- Assistant Professor
- City University of New York, Guttman Community College

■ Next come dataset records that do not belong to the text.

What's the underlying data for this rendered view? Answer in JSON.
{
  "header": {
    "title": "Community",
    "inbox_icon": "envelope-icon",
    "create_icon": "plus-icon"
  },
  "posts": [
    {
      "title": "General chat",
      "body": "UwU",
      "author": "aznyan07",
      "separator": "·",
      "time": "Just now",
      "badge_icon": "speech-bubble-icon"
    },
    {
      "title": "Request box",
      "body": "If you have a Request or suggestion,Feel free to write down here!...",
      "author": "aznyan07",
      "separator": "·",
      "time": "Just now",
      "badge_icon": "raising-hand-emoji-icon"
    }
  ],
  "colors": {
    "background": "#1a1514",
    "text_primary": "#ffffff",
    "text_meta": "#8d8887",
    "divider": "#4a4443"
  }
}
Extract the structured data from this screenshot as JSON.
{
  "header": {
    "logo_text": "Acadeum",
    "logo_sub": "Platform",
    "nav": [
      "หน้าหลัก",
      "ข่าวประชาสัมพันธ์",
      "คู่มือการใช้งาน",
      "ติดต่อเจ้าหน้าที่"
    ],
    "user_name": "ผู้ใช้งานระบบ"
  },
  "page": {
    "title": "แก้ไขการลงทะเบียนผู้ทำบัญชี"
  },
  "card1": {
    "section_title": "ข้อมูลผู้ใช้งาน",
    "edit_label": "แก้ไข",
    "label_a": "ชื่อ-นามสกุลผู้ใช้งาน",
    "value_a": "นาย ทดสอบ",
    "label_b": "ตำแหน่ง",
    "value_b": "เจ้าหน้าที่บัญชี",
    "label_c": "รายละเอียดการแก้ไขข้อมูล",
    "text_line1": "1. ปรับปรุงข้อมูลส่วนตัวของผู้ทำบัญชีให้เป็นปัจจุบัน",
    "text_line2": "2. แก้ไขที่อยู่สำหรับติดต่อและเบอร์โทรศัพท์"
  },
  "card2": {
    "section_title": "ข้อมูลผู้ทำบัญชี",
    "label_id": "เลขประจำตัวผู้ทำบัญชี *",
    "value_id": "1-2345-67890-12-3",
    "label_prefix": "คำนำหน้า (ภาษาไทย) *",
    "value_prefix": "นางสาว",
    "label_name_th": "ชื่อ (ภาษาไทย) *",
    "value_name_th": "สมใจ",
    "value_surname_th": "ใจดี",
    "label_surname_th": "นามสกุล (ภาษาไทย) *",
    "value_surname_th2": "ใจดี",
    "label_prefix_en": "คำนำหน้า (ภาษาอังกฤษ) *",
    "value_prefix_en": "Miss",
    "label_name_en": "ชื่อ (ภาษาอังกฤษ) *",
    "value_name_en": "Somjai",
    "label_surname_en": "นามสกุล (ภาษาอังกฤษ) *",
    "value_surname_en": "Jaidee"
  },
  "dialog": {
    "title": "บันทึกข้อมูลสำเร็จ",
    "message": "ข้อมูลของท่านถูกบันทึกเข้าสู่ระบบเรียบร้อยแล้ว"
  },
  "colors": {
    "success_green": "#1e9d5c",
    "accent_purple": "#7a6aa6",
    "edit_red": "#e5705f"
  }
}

Disaster relief is designed to strengthen claims of repair and restoration through homeownership. In this way, Federal Emergency Management Agency (FEMA) aid replicates some of the most troubling aspects of the broader redistributive state in the United States, exacerbating the wealth gap and inequalities in terms of race, education, and homeownership. As disasters become more frequent and destructive, and as aid becomes a larger flow of resources, it is important to understand the ways current policies contribute to entrenched inequalities. Ultimately, this research asks how disaster aid could be remade in order to reduce, rather than exacerbate, social inequalities.